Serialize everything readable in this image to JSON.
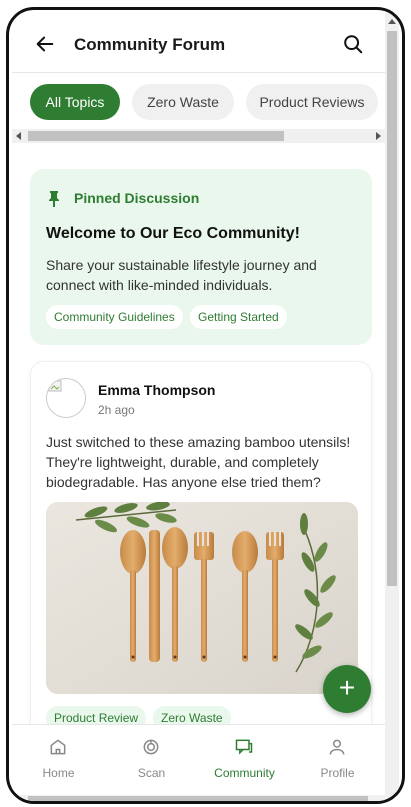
{
  "header": {
    "title": "Community Forum",
    "back_icon": "arrow-left-icon",
    "search_icon": "search-icon"
  },
  "chips": [
    {
      "label": "All Topics",
      "active": true
    },
    {
      "label": "Zero Waste",
      "active": false
    },
    {
      "label": "Product Reviews",
      "active": false
    }
  ],
  "pinned": {
    "label": "Pinned Discussion",
    "title": "Welcome to Our Eco Community!",
    "description": "Share your sustainable lifestyle journey and connect with like-minded individuals.",
    "tags": [
      "Community Guidelines",
      "Getting Started"
    ]
  },
  "post": {
    "author": "Emma Thompson",
    "time": "2h ago",
    "text": "Just switched to these amazing bamboo utensils! They're lightweight, durable, and completely biodegradable. Has anyone else tried them?",
    "tags": [
      "Product Review",
      "Zero Waste"
    ]
  },
  "fab": {
    "label": "+"
  },
  "nav": [
    {
      "label": "Home",
      "icon": "home-icon",
      "active": false
    },
    {
      "label": "Scan",
      "icon": "scan-icon",
      "active": false
    },
    {
      "label": "Community",
      "icon": "chat-icon",
      "active": true
    },
    {
      "label": "Profile",
      "icon": "user-icon",
      "active": false
    }
  ],
  "colors": {
    "accent": "#2e7d32",
    "pinned_bg": "#e9f7ec",
    "inactive_chip": "#f0f0f0"
  }
}
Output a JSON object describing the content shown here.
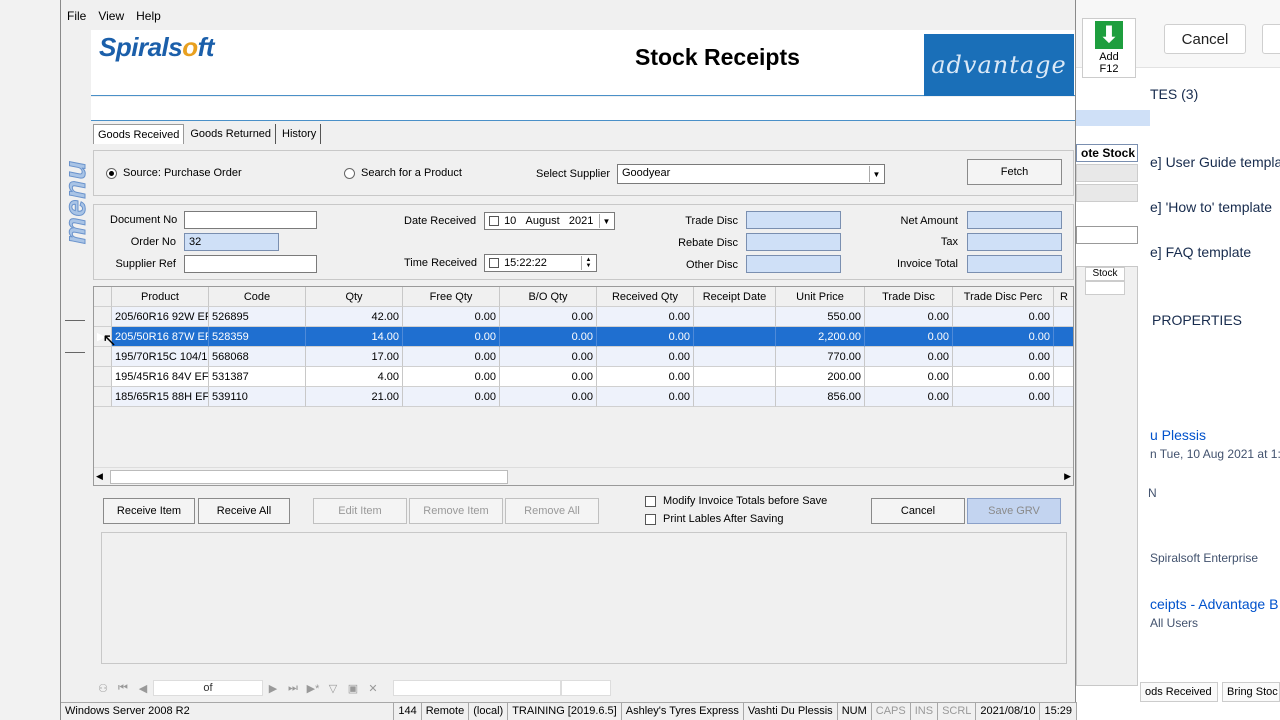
{
  "menu": {
    "file": "File",
    "view": "View",
    "help": "Help"
  },
  "side_menu_label": "menu",
  "header": {
    "logo_part1": "Spirals",
    "logo_o": "o",
    "logo_part2": "ft",
    "title": "Stock Receipts",
    "adv_logo": "advantage"
  },
  "tabs": [
    "Goods Received",
    "Goods Returned",
    "History"
  ],
  "source": {
    "purchase_order": "Source: Purchase Order",
    "search_product": "Search for a Product",
    "select_supplier": "Select Supplier",
    "supplier_value": "Goodyear",
    "fetch": "Fetch"
  },
  "doc": {
    "document_no": "Document No",
    "order_no": "Order No",
    "order_no_value": "32",
    "supplier_ref": "Supplier Ref",
    "date_received": "Date Received",
    "date_day": "10",
    "date_month": "August",
    "date_year": "2021",
    "time_received": "Time Received",
    "time_value": "15:22:22",
    "trade_disc": "Trade Disc",
    "rebate_disc": "Rebate Disc",
    "other_disc": "Other Disc",
    "net_amount": "Net Amount",
    "tax": "Tax",
    "invoice_total": "Invoice Total"
  },
  "grid": {
    "columns": [
      "Product",
      "Code",
      "Qty",
      "Free Qty",
      "B/O Qty",
      "Received Qty",
      "Receipt Date",
      "Unit Price",
      "Trade Disc",
      "Trade Disc Perc",
      "R"
    ],
    "rows": [
      [
        "205/60R16 92W EF",
        "526895",
        "42.00",
        "0.00",
        "0.00",
        "0.00",
        "",
        "550.00",
        "0.00",
        "0.00",
        ""
      ],
      [
        "205/50R16 87W EF",
        "528359",
        "14.00",
        "0.00",
        "0.00",
        "0.00",
        "",
        "2,200.00",
        "0.00",
        "0.00",
        ""
      ],
      [
        "195/70R15C 104/1(",
        "568068",
        "17.00",
        "0.00",
        "0.00",
        "0.00",
        "",
        "770.00",
        "0.00",
        "0.00",
        ""
      ],
      [
        "195/45R16 84V EFI",
        "531387",
        "4.00",
        "0.00",
        "0.00",
        "0.00",
        "",
        "200.00",
        "0.00",
        "0.00",
        ""
      ],
      [
        "185/65R15 88H EFI",
        "539110",
        "21.00",
        "0.00",
        "0.00",
        "0.00",
        "",
        "856.00",
        "0.00",
        "0.00",
        ""
      ]
    ],
    "selected_row": 1
  },
  "actions": {
    "receive_item": "Receive Item",
    "receive_all": "Receive All",
    "edit_item": "Edit Item",
    "remove_item": "Remove Item",
    "remove_all": "Remove All",
    "modify_totals": "Modify Invoice Totals before Save",
    "print_labels": "Print Lables After Saving",
    "cancel": "Cancel",
    "save_grv": "Save GRV"
  },
  "nav": {
    "of": "of"
  },
  "status": [
    "Windows Server 2008 R2",
    "144",
    "Remote",
    "(local)",
    "TRAINING [2019.6.5]",
    "Ashley's Tyres Express",
    "Vashti Du Plessis",
    "NUM",
    "CAPS",
    "INS",
    "SCRL",
    "2021/08/10",
    "15:29"
  ],
  "bg": {
    "cancel": "Cancel",
    "add_label": "Add",
    "add_key": "F12",
    "tes": "TES (3)",
    "note_stock": "ote Stock",
    "stock_col": "Stock",
    "user_guide": "e] User Guide templa",
    "how_to": "e] 'How to' template",
    "faq": "e] FAQ template",
    "properties": "PROPERTIES",
    "author": "u Plessis",
    "date": "n Tue, 10 Aug 2021 at 1:5",
    "n": "N",
    "enterprise": "Spiralsoft Enterprise",
    "receipts": "ceipts - Advantage B",
    "all_users": "All Users",
    "goods_received_btn": "ods Received",
    "bring_stock_btn": "Bring Stoc"
  }
}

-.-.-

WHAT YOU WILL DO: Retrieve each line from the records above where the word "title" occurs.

RESULT BELOW:
    "title": "Community Forum",
    "title": "Welcome to Our Eco Community!",
    "title": "Stock Receipts",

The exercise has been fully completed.